Unlock the full potential of eukaryotic research organisms and their genomic data with the National Institutes of Health (NIH) Comparative Genomics Resource (CGR). CGR facilitates reliable comparative genomics analyses through community collaboration as well as an NCBI toolkit of interconnected, interoperable data and tools.
Comparative genomics is a field of study that uses the genomes of many different organisms to help us understand basic biological processes and human disease. NCBI is developing CGR to help researchers take full advantage of the rapidly growing number of eukaryotic organisms that, due to recent technological advances, now have sequenced genomes and associated data that can be used in these types of studies. Its NCBI toolkit offers new and modern resources for such analyses, and its emphasis on community collaboration brings new opportunities to share and connect data. Continue reading “Revolutionize your research with the NIH Comparative Genomics Resource (CGR)”→
In February and March, the NCBI Eukaryotic Genome Annotation Pipeline released forty-two new annotations in RefSeq for the organisms listed below. Additionally, interim builds for over sixty species were run during that time period to fix some issues with gene symbol assignment.

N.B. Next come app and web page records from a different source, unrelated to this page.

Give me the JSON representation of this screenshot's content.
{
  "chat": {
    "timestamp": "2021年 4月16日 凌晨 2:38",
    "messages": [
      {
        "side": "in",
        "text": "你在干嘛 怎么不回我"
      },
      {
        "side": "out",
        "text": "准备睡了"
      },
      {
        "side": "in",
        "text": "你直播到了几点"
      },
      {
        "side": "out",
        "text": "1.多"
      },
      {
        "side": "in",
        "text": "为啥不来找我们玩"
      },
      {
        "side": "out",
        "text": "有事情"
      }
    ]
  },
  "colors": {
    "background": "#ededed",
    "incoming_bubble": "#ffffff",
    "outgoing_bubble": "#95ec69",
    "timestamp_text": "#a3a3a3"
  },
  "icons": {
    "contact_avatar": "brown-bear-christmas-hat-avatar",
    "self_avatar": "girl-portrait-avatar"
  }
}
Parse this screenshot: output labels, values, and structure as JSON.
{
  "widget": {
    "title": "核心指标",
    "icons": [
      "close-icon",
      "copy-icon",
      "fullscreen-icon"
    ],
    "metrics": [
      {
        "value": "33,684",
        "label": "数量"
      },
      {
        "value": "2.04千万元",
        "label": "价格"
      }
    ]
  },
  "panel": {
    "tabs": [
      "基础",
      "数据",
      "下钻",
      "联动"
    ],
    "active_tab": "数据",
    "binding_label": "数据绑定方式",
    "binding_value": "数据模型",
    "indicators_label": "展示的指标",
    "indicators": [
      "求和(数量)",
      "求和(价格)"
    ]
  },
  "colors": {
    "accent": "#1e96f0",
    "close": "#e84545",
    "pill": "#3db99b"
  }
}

Historically, RefSeq EGAP has used an integer to identify a particular annotation release, such as Homo sapiens Annotation Release 110. This method provides no information on the assembly used for the annotation. In the new RefSeq naming system, annotation releases are designated by a combination of the assembly identifier (e.g., GCF_000001405.40) and an annotation name (e.g., RS_2022_04). The annotation name consists of an RS prefix to indicate RefSeq annotation, and the year and month that it was generated, RS_YYYY_MM. You should always use the annotation name in combination with the corresponding assembly accession.version, for example, GCF_026419915.1-RS_2022_12 (as shown in Figure 1). This ensures that you’re always using the name that defines a specific annotation for a specific genome assembly. If you use only part of the name, it will be ambiguous.
The potential impact of emerging model organisms on human health
Comparative genomics is a science that compares genomic data either within a species or across species to answer questions in biomedicine. Laboratory experiments can then investigate the functional impact of those genomics similarities and differences. The history of comparative genomics goes back to the mid-1990s, but comparative genomics is now accelerating. A flood of new data is emerging as DNA sequencing technology becomes cheaper and commoditized. While this growth poses many challenges to current tools and approaches, it also offers immense opportunity for scientific research and understanding. These insights continue to reveal novel model organisms that can further the impact of comparative genomics on human health. Continue reading “NIH Comparative Genomics Resource project”→
NCBI is looking forward to seeing you in person at the International Plant and Animal Genome Conference (PAG 30), January 13-18, 2023 in San Diego, California.
We’re especially excited to share our recent efforts on the NIH Comparative Genomics Resource (CGR), a multi-year National Library of Medicine (NLM) project to maximize the impact of eukaryotic research organisms and their genomic data resources on biomedical research.
We also want to hear from you! If you’re interested in sharing your feedback on your needs and experiences involving comparative genomics tools to inform CGR, consider joining our Feedback Session.
Check out NCBI’s schedule of activities and events:
RefSeq release 218 is now available online and from the FTP site. You can access RefSeq data through NCBI Datasets.
What’s included in this release?
As of May 1, 2023, this full release incorporates genomic, transcript, and protein data containing: